The first time Leo Trich, of North Franklin Township, was in a COVID-19 vaccine clinic, he was there with his daughter, Brittney, who has a medical condition that qualified her for a vaccine.
“When we went up to get the vaccine, no one in there was smiling more than my daughter was,” Trich said. “She was so happy to get the vaccine. I wanted to give back to the community and the organization, to help give other people the feeling she had that day.”
That’s when Trich decided to become one of the many unpaid volunteers who have helped vaccine clinics in the region run smoothly. He volunteers once a week with WHS Washington Hospital clinic at Washington Crown Center.
“They’re greeting people and helping them with the consent form, and sometimes even physically moving people who are not ambulatory,” said Rebecca Biddle, director of volunteer services for Washington Health System. “The health system would have to hire people to do everything the volunteers do.”
Tina Cushey, co-owner of Curtis Pharmacy, was vaccinating folks Wednesday during its clinic at the South Franklin Township Volunteer Fire Department Social Hall. She said they have about 12 unpaid volunteers who help with registration, consent forms and getting through the appropriate lines.
“It takes all of them to make it go smooth,” Cushey said about the volunteers.
Biddle said they have about 40 unpaid volunteers in Greene County, the Peters Township clinic and their main clinic at Crown Center. Many of those volunteers have been volunteering for Washington Hospital since before the pandemic, so when assistance was needed for the clinics, they jumped at the opportunity to help.

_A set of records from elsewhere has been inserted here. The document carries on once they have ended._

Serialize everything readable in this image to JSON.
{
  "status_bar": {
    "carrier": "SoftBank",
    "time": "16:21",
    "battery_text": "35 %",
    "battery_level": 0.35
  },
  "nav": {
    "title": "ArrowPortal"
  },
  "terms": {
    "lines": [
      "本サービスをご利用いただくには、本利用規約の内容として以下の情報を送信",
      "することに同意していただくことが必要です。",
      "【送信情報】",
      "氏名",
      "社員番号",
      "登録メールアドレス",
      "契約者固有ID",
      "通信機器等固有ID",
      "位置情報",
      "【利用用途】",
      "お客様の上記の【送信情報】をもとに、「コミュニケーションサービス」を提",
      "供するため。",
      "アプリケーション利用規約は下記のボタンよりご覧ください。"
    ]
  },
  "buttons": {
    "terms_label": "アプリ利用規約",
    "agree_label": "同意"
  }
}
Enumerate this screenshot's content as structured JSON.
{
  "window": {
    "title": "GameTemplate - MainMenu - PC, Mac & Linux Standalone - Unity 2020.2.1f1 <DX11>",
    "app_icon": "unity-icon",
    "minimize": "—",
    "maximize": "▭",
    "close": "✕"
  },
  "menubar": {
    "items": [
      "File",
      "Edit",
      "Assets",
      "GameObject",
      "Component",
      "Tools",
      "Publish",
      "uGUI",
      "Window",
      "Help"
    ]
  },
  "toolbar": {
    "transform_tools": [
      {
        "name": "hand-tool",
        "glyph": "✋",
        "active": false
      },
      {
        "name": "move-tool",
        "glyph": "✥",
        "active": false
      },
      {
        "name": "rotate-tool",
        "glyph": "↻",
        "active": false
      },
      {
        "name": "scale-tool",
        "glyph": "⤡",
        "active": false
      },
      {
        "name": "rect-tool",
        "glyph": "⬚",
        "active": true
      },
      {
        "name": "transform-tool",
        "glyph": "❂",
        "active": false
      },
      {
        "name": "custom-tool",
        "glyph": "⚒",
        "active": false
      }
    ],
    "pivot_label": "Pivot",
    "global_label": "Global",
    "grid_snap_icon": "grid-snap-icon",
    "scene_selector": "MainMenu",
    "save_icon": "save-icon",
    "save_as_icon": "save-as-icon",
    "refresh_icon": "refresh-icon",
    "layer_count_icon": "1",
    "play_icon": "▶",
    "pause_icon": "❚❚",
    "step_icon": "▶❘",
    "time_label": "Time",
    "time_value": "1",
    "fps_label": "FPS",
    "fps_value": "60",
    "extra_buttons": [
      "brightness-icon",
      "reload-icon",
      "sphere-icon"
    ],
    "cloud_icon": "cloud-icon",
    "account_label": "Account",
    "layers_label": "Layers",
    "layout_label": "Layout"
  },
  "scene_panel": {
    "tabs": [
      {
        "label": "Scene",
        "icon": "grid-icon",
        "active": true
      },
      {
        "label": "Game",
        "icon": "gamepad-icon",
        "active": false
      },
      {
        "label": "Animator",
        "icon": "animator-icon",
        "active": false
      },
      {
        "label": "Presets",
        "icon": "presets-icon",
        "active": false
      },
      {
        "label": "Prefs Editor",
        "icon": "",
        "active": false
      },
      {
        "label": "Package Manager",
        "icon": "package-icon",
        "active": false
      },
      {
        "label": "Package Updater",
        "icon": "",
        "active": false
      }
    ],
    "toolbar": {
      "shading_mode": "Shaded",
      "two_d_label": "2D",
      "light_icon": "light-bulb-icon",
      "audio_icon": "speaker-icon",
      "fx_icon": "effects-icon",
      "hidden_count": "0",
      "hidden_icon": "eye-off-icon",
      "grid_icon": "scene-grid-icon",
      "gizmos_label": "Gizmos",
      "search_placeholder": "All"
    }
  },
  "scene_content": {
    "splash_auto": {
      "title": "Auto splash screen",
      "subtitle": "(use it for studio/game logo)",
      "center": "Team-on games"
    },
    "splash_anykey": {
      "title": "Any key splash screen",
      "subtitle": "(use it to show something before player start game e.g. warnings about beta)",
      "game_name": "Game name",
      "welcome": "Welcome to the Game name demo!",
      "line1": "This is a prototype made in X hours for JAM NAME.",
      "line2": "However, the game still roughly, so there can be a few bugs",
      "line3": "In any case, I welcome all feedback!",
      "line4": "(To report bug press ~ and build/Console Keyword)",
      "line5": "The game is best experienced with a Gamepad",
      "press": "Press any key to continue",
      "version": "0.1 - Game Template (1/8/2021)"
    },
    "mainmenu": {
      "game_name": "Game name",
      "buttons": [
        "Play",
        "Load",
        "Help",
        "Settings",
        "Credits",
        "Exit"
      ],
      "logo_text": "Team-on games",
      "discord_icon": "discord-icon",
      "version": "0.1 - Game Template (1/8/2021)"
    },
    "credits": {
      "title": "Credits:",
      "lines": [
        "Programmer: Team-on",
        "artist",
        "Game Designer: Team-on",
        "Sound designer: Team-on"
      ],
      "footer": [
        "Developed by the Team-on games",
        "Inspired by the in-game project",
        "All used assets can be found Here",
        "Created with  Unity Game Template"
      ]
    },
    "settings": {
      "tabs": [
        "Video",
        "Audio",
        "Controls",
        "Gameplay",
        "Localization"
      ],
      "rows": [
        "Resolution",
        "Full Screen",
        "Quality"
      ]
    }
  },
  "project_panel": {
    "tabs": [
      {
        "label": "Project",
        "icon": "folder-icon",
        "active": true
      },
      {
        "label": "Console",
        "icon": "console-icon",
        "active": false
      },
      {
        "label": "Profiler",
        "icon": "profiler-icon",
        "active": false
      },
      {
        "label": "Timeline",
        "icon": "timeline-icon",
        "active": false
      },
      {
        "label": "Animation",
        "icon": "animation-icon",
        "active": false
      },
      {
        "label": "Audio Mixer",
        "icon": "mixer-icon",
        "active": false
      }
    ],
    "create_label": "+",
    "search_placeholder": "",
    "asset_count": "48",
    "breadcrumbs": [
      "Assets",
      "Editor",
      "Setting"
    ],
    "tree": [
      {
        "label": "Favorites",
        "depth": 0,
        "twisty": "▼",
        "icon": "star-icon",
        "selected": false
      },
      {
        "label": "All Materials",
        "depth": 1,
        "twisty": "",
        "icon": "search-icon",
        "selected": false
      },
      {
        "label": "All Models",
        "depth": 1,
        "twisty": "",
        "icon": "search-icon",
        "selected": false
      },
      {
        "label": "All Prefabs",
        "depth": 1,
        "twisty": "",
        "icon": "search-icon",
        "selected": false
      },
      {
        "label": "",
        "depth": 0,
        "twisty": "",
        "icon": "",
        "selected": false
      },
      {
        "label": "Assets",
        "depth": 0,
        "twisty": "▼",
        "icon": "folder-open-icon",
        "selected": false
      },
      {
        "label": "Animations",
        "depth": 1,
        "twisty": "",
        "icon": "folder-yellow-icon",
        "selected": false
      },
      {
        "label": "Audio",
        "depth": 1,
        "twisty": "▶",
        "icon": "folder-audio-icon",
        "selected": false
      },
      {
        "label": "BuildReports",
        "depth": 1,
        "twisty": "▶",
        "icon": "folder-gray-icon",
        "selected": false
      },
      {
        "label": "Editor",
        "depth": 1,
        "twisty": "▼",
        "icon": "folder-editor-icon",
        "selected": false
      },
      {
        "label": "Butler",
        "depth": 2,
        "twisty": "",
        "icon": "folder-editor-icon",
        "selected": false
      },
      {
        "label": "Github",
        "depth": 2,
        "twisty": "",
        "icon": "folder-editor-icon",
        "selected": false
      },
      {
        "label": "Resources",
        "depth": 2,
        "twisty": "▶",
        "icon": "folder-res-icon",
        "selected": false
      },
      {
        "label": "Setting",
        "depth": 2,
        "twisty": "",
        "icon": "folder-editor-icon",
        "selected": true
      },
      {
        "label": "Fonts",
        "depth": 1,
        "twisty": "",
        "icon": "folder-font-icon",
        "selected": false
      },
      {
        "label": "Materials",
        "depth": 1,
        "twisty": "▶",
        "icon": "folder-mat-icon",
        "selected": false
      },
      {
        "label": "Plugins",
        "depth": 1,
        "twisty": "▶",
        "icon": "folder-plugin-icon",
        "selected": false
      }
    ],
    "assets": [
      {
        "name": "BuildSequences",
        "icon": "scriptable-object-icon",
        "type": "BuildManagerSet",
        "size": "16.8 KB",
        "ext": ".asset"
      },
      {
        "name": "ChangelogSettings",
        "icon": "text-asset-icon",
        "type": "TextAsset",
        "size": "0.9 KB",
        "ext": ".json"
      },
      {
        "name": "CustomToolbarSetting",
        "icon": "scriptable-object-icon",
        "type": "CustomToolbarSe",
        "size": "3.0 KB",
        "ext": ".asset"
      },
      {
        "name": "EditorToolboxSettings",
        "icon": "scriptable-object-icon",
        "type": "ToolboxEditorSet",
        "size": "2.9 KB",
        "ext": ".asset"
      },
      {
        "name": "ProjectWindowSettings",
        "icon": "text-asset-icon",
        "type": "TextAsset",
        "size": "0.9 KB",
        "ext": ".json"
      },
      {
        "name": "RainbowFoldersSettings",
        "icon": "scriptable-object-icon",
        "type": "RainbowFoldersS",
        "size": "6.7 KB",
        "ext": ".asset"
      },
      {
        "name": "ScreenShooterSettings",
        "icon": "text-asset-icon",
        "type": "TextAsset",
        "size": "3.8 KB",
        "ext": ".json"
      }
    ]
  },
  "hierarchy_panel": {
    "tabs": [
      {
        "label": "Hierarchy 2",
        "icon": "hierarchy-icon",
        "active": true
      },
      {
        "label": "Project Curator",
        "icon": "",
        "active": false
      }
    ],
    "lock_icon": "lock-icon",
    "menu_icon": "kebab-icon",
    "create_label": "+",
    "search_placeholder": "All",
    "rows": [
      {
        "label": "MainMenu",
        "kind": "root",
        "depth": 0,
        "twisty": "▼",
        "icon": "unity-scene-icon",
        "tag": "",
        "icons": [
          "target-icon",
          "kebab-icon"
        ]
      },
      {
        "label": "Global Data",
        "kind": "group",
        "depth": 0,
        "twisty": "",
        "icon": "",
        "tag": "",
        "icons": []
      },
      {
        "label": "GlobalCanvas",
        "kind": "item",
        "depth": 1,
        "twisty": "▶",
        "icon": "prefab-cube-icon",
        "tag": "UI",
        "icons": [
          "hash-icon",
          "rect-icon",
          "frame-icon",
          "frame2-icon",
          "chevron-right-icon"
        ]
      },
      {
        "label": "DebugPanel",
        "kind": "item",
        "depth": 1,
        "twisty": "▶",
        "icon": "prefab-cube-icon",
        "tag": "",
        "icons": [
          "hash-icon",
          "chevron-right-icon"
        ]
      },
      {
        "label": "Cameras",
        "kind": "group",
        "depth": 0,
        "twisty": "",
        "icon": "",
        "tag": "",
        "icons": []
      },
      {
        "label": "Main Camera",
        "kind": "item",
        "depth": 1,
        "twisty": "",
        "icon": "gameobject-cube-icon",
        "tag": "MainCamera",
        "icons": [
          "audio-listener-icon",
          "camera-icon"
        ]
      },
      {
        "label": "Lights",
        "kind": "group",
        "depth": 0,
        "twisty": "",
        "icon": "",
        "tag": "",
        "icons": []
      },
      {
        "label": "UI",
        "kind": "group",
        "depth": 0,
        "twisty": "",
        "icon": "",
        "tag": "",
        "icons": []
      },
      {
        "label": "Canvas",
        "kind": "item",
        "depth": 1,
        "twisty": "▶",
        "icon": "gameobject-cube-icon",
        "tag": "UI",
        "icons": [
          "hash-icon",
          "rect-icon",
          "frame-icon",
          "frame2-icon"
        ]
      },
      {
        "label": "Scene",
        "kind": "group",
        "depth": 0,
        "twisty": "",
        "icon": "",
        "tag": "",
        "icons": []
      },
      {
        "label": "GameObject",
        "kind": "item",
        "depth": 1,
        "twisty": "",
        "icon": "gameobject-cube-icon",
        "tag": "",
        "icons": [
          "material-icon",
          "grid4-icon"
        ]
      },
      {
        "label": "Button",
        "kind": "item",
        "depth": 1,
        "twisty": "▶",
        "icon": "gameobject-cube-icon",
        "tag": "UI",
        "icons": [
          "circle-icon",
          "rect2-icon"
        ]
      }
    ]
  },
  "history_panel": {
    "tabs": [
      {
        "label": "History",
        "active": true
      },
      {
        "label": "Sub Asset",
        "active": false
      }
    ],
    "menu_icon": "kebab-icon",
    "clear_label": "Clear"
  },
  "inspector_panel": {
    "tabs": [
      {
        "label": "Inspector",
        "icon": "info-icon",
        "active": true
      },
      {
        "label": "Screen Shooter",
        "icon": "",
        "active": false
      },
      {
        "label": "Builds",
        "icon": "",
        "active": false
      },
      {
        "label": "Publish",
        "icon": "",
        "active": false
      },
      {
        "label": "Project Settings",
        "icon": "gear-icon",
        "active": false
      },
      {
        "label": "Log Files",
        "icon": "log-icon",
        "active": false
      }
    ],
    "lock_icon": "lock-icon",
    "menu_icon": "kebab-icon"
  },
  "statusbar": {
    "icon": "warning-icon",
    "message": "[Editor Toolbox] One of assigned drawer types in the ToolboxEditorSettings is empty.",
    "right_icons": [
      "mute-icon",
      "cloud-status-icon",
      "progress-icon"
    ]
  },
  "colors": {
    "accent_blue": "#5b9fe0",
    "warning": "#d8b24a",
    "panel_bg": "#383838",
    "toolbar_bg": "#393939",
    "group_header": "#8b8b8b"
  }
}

“I think it is their call to action, where they see this need, and they say, ‘How can I help?’” Biddle said. “That’s what our volunteers do. They very much are of the mindset to come together to help the community. They’re very willing to give extra of their time.”
Trich, for example, has been involved with the Washington Hospital Foundation’s board of directors for about 21 years, he said. When his daughter received her second vaccine at the Crown Center clinic, he said he “was really impressed by how organized it was and how many people were helping out.”
He wanted to be a part of that, and so far, he said, it’s been a good experience.
Marlene Rhoades, of South Franklin Township, also volunteers at that clinic twice a week. She’s volunteered for the hospital in the past, as she’s president of the Washington Hospital Auxiliary.
“I thoroughly enjoy it – to see the people come in and feel like they won the lottery,” she said. “They’re all full of smiles and are grateful and appreciative of how it’s run, because it runs very efficiently.”
Rhoades said the volunteers are the first point of contact, greeting people who arrive for their shot. They help them with forms, directions, and checking in with the nurses.
“We try to get people to relax, because a lot of people come in and they’re really nervous,” she said.
The majority of folks receiving the vaccine, however, are very happy to be there, Rhoades said.
“They wave and say, ‘Thank you,’ and it just makes you feel good,” she said. “It makes you feel like, ‘Oh, I did something nice today.’”
Stuart Harris, of Bridgeville, who volunteers at the vaccine clinic at the Peters Township recreation center, likened the excitement to people just returning from a trip to Walt Disney World.
“It might be the happiest place on earth because everyone coming in is just so happy to be able to get their shots,” he said. “For the six hours I’m there, every person who comes through there is like the happiest person on earth. It’s been quite heartwarming.”
Harris has been volunteering with Washington Hospital for about five years and sits on the volunteer advisory board.
“Because of COVID, a lot of the usual volunteer duties were postponed,” he said. “So, when this came around, it was an opportunity to stay active in the volunteer community. It’s been incredibly delightful. It might be one of the most enjoyable things I’ve ever done.”
Rhoades and Harris both commented on the number of vaccines now being distributed in these larger clinics, and how grateful they are to participate.
“It’s an honor to be a small part of it,” Harris said.
All of the Washington Health System volunteers were able to receive vaccines as part of the rollout, Biddle said.